Data shown:

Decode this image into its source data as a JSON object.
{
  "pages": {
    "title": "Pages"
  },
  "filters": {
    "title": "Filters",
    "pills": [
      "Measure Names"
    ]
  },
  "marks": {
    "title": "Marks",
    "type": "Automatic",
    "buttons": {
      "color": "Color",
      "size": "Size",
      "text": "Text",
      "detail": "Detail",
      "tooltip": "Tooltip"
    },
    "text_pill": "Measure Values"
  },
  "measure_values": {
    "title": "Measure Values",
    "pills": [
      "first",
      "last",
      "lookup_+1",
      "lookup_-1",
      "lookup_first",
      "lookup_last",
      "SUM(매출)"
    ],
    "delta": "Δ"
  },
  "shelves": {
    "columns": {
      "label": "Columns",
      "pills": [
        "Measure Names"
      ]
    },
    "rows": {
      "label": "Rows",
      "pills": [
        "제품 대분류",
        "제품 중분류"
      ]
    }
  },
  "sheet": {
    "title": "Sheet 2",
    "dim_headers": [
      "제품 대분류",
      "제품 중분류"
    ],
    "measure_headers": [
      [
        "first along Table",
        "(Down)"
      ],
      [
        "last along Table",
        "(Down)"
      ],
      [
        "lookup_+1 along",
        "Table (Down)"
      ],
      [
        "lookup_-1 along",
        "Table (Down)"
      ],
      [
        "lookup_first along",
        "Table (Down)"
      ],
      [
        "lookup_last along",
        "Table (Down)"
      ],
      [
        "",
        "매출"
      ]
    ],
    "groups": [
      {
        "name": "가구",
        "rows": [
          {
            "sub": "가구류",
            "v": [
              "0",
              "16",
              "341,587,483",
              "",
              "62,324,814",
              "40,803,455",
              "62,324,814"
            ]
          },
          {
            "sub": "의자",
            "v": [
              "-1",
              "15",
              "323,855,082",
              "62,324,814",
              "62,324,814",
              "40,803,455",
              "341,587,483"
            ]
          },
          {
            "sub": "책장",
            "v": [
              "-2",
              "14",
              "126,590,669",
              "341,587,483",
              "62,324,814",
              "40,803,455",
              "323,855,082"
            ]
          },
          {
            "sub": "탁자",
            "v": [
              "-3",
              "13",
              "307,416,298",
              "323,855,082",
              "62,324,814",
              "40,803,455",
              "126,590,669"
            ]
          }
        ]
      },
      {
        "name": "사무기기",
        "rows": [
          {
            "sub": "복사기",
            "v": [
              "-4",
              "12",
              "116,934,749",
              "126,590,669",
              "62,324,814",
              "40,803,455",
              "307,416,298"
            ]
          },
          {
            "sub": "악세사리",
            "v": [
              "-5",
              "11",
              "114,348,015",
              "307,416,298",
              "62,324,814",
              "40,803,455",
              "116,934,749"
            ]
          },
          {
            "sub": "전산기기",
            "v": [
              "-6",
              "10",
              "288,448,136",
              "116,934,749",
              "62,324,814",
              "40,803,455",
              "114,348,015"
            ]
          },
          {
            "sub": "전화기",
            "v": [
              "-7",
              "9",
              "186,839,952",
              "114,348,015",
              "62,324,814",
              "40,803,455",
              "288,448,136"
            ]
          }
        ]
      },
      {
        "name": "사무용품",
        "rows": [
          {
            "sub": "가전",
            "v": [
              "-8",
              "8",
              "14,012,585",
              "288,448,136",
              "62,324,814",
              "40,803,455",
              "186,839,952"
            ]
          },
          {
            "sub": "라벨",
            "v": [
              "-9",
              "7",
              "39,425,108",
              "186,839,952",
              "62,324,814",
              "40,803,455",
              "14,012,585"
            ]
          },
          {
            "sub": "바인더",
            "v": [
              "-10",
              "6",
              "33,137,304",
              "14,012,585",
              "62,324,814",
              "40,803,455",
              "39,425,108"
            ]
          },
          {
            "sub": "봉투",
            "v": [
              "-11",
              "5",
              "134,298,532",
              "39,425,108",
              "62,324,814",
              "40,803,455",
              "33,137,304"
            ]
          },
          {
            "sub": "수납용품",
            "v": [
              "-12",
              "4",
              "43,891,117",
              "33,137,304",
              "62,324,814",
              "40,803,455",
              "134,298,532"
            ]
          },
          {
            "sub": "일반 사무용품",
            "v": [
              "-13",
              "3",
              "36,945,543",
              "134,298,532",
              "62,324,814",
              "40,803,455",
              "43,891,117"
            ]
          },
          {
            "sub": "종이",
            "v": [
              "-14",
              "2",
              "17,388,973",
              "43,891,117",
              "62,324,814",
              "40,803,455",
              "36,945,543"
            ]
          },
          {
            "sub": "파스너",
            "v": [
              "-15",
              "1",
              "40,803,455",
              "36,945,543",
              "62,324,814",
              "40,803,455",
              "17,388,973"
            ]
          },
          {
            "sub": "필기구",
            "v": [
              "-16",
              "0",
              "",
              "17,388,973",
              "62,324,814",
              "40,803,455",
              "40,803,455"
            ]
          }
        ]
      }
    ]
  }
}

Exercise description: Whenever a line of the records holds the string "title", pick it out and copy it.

Written response:
    "title": "Pages"
    "title": "Filters",
    "title": "Marks",
    "title": "Measure Values",
    "title": "Sheet 2",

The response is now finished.